» Data about app and page elements
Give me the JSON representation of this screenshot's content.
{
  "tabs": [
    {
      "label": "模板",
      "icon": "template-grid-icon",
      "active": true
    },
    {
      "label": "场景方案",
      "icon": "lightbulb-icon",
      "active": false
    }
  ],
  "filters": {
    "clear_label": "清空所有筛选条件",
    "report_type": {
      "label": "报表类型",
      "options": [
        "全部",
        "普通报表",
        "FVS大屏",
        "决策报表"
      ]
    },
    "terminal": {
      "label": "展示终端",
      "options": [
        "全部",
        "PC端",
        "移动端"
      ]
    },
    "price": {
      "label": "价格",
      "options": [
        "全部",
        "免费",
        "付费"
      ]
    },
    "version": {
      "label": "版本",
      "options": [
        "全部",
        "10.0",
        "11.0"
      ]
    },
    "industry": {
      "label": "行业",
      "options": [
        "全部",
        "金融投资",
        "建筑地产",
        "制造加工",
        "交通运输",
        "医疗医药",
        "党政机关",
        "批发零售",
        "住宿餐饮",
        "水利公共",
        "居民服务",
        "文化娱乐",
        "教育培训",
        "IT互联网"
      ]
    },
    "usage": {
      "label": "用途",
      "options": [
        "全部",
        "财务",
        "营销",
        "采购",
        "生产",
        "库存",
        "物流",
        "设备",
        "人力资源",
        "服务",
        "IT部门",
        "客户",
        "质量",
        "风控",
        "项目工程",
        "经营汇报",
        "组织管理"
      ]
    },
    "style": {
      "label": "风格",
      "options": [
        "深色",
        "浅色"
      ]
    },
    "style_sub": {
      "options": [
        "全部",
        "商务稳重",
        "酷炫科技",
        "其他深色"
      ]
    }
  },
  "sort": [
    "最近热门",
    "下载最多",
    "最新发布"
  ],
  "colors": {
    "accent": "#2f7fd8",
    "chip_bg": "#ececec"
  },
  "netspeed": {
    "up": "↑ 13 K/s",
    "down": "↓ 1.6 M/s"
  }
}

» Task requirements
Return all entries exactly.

» Task answer
Give me the JSON representation of this screenshot's content.
{
  "tabs": [
    {
      "label": "模板",
      "icon": "template-grid-icon",
      "active": true
    },
    {
      "label": "场景方案",
      "icon": "lightbulb-icon",
      "active": false
    }
  ],
  "filters": {
    "clear_label": "清空所有筛选条件",
    "report_type": {
      "label": "报表类型",
      "options": [
        "全部",
        "普通报表",
        "FVS大屏",
        "决策报表"
      ]
    },
    "terminal": {
      "label": "展示终端",
      "options": [
        "全部",
        "PC端",
        "移动端"
      ]
    },
    "price": {
      "label": "价格",
      "options": [
        "全部",
        "免费",
        "付费"
      ]
    },
    "version": {
      "label": "版本",
      "options": [
        "全部",
        "10.0",
        "11.0"
      ]
    },
    "industry": {
      "label": "行业",
      "options": [
        "全部",
        "金融投资",
        "建筑地产",
        "制造加工",
        "交通运输",
        "医疗医药",
        "党政机关",
        "批发零售",
        "住宿餐饮",
        "水利公共",
        "居民服务",
        "文化娱乐",
        "教育培训",
        "IT互联网"
      ]
    },
    "usage": {
      "label": "用途",
      "options": [
        "全部",
        "财务",
        "营销",
        "采购",
        "生产",
        "库存",
        "物流",
        "设备",
        "人力资源",
        "服务",
        "IT部门",
        "客户",
        "质量",
        "风控",
        "项目工程",
        "经营汇报",
        "组织管理"
      ]
    },
    "style": {
      "label": "风格",
      "options": [
        "深色",
        "浅色"
      ]
    },
    "style_sub": {
      "options": [
        "全部",
        "商务稳重",
        "酷炫科技",
        "其他深色"
      ]
    }
  },
  "sort": [
    "最近热门",
    "下载最多",
    "最新发布"
  ],
  "colors": {
    "accent": "#2f7fd8",
    "chip_bg": "#ececec"
  },
  "netspeed": {
    "up": "↑ 13 K/s",
    "down": "↓ 1.6 M/s"
  }
}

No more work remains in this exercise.